◆ Problem ◆
What you output must match the entries exactly, apart from the pictures, which are left out.

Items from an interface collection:
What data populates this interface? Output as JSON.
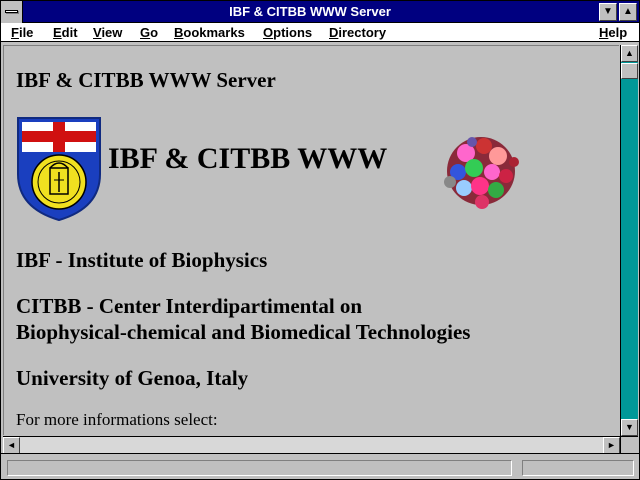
{
  "window": {
    "title": "IBF & CITBB WWW Server"
  },
  "menu": {
    "file": "File",
    "edit": "Edit",
    "view": "View",
    "go": "Go",
    "bookmarks": "Bookmarks",
    "options": "Options",
    "directory": "Directory",
    "help": "Help"
  },
  "page": {
    "heading": "IBF & CITBB WWW Server",
    "banner_title": "IBF & CITBB WWW",
    "institute": "IBF - Institute of Biophysics",
    "citbb_line1": "CITBB - Center Interdipartimental on",
    "citbb_line2": "Biophysical-chemical and Biomedical Technologies",
    "university": "University of Genoa, Italy",
    "more_info": "For more informations select:"
  },
  "status": {
    "text": ""
  },
  "colors": {
    "title_bar": "#000080",
    "content_bg": "#c0c0c0",
    "scrollbar_track": "#008080"
  }
}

◆ Task response ◆
What data populates this interface? Output as JSON.
{
  "window": {
    "title": "IBF & CITBB WWW Server"
  },
  "menu": {
    "file": "File",
    "edit": "Edit",
    "view": "View",
    "go": "Go",
    "bookmarks": "Bookmarks",
    "options": "Options",
    "directory": "Directory",
    "help": "Help"
  },
  "page": {
    "heading": "IBF & CITBB WWW Server",
    "banner_title": "IBF & CITBB WWW",
    "institute": "IBF - Institute of Biophysics",
    "citbb_line1": "CITBB - Center Interdipartimental on",
    "citbb_line2": "Biophysical-chemical and Biomedical Technologies",
    "university": "University of Genoa, Italy",
    "more_info": "For more informations select:"
  },
  "status": {
    "text": ""
  },
  "colors": {
    "title_bar": "#000080",
    "content_bg": "#c0c0c0",
    "scrollbar_track": "#008080"
  }
}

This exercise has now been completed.